● Exercise instructions
Nothing but a number should be given: how many lines of the records include "java"?

** Opening Entries supplied block **

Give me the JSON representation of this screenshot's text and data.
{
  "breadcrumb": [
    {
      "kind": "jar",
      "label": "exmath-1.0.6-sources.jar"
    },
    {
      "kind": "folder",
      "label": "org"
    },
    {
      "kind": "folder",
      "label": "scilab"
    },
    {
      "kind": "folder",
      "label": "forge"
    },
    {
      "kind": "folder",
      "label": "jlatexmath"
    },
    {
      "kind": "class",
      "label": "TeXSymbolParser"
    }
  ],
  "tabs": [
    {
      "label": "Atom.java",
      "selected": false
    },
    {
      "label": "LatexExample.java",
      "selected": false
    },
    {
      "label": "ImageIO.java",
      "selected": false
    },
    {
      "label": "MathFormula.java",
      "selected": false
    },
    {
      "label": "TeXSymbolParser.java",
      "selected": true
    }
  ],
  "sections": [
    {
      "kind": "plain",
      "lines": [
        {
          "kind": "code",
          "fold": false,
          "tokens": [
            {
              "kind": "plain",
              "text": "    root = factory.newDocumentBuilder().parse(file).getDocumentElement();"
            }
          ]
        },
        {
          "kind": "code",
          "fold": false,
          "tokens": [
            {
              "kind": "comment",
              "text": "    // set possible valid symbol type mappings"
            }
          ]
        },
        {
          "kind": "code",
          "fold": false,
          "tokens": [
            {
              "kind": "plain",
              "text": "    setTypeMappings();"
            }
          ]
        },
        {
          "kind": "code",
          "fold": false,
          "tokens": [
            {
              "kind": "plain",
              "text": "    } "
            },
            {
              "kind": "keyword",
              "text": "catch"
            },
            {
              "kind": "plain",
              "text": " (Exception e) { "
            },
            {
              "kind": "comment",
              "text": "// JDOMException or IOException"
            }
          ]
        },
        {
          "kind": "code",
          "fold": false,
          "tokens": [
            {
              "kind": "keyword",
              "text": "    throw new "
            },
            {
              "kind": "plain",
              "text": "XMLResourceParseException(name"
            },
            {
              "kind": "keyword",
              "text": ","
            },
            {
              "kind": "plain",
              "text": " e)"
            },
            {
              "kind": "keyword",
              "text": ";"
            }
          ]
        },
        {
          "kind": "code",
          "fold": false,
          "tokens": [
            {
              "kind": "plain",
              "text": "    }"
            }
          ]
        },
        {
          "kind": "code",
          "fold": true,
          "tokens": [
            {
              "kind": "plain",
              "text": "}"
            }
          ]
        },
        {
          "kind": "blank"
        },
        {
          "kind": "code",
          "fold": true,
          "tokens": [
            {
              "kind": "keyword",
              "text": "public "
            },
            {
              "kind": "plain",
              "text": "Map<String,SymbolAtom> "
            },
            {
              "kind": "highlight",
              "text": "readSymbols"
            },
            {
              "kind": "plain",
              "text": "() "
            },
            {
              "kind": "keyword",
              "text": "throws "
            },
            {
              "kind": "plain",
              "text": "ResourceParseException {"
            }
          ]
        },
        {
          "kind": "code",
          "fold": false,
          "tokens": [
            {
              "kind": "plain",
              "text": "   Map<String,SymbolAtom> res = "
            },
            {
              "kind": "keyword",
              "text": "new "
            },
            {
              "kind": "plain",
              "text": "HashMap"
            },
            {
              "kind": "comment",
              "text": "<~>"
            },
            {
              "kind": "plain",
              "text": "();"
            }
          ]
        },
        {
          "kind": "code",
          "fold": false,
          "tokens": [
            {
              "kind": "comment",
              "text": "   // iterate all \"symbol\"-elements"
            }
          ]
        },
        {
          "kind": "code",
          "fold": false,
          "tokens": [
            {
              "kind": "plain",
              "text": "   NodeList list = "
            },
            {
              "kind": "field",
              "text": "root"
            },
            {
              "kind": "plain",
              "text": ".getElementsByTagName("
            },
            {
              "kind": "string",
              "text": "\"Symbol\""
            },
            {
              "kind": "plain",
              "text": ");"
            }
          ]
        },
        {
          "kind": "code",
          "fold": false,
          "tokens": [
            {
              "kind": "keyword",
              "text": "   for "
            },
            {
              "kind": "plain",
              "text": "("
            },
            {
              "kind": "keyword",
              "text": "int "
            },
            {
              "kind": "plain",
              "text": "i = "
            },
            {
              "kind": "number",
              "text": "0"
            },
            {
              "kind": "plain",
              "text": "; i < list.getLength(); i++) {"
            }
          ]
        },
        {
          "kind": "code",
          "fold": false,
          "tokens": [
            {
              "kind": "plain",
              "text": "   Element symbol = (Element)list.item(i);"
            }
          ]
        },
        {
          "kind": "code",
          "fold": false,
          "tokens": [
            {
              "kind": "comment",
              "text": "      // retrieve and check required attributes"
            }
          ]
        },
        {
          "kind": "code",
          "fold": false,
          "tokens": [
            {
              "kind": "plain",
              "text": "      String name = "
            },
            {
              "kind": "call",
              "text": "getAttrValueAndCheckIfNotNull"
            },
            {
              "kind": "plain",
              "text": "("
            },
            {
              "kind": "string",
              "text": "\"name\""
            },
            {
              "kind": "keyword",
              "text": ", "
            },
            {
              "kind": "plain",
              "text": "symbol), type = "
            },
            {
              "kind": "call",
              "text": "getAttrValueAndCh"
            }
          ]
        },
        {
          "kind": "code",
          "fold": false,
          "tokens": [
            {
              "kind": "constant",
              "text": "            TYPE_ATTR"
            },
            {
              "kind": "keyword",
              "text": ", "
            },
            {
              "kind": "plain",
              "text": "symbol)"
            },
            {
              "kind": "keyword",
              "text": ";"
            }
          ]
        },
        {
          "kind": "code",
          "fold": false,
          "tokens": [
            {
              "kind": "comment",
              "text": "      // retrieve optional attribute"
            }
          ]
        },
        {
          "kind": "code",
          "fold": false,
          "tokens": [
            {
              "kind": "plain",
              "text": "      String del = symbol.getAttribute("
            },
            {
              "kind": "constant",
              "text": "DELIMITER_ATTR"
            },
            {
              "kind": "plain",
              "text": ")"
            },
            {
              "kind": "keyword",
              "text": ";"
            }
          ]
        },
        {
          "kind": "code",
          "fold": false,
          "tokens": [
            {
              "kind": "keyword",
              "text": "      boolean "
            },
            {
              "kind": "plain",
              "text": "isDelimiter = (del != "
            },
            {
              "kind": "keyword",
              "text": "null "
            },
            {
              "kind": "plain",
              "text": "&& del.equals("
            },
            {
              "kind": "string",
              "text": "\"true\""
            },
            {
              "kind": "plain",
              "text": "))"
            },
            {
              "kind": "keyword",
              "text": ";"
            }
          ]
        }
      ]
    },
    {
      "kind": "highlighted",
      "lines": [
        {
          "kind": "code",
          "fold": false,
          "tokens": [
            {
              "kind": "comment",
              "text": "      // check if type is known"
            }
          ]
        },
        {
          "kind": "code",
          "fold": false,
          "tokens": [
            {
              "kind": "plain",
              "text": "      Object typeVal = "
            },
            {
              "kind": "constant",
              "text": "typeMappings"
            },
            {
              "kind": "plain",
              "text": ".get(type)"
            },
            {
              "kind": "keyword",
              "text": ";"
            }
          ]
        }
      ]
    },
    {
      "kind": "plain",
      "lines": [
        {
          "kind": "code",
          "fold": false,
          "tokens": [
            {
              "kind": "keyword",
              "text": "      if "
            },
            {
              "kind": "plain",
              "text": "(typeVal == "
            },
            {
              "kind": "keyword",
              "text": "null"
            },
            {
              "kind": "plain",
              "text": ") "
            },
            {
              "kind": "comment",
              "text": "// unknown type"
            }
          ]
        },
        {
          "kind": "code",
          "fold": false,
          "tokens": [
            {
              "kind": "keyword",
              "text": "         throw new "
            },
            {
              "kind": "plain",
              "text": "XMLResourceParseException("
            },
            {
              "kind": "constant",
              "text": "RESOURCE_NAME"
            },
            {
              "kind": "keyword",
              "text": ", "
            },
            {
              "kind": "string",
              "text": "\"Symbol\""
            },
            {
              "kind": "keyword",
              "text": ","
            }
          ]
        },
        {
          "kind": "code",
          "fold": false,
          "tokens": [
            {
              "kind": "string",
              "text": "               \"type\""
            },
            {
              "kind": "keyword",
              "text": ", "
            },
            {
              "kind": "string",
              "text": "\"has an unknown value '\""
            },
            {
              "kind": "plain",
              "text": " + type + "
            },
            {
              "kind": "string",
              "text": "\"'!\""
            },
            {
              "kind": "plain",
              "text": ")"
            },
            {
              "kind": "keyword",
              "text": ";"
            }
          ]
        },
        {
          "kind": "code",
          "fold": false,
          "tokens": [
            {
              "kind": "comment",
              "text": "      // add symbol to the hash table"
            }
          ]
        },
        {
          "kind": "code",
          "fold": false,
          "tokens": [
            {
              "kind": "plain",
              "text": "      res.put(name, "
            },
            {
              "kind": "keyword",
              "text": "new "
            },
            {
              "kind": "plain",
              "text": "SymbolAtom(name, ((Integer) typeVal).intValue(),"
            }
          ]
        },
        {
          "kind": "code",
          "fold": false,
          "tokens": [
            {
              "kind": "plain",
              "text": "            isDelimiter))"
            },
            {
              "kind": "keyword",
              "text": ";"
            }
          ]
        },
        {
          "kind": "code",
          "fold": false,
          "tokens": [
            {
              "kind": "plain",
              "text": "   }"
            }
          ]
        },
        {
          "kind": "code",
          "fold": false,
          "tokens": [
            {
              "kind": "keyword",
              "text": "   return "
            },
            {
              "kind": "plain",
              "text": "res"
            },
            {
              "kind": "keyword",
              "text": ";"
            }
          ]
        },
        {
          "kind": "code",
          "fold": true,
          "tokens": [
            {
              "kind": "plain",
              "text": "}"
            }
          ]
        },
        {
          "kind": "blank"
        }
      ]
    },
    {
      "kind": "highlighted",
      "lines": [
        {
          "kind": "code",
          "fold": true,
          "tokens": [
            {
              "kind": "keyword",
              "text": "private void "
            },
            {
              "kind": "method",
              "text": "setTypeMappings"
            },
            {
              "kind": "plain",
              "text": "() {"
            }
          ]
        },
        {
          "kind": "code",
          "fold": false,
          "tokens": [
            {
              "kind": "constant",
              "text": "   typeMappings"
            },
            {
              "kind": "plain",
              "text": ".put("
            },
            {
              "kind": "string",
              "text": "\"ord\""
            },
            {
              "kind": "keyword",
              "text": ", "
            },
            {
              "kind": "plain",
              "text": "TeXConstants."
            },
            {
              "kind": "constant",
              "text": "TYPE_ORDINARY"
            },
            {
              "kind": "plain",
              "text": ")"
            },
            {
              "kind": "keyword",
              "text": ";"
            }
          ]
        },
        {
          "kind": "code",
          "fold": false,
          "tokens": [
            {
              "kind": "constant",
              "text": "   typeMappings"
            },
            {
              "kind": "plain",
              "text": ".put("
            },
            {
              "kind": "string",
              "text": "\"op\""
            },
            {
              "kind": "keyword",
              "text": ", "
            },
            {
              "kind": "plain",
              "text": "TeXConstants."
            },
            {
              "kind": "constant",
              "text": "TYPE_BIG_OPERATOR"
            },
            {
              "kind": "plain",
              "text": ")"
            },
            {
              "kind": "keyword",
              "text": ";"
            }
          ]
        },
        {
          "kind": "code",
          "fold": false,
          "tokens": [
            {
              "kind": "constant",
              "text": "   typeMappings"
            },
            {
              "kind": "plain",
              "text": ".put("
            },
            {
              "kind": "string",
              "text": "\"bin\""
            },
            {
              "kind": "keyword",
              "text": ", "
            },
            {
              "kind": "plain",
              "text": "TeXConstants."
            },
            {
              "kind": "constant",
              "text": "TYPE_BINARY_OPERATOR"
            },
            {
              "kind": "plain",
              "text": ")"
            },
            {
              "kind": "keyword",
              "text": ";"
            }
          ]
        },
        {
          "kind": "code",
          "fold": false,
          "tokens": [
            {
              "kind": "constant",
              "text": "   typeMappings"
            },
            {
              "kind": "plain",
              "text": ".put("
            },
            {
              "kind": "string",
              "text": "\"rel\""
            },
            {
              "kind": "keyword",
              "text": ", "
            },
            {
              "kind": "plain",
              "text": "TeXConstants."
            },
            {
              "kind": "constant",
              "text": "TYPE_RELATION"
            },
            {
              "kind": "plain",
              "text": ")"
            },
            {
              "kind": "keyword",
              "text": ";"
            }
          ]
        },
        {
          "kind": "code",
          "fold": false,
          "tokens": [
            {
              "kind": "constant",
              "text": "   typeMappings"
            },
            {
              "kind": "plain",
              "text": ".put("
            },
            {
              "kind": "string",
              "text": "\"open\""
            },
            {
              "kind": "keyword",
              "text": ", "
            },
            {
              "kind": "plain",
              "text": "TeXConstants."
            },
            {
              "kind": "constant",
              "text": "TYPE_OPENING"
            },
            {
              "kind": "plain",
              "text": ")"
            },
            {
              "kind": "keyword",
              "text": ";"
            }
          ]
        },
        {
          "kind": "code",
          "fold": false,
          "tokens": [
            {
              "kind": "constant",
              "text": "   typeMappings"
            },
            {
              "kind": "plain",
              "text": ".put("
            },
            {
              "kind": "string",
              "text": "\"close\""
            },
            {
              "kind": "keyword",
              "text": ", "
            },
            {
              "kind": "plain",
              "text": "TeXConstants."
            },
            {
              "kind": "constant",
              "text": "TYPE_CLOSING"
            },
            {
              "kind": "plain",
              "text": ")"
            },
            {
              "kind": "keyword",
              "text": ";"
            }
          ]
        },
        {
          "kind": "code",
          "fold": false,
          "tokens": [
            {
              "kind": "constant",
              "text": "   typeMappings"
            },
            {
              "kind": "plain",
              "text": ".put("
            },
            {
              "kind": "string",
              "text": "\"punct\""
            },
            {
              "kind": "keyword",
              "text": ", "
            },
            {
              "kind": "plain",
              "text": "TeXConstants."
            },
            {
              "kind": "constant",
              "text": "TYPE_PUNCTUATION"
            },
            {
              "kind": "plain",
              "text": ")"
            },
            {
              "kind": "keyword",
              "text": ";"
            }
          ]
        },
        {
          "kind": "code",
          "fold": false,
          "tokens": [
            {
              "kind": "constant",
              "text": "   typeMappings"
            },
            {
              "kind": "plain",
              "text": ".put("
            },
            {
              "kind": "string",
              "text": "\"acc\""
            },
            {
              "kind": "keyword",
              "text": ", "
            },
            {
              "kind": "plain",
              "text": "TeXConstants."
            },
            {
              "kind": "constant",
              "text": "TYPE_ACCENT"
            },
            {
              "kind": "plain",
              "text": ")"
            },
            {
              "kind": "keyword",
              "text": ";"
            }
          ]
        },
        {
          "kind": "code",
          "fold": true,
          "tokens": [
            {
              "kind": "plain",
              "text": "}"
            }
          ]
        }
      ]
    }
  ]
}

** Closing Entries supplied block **

● Result below
5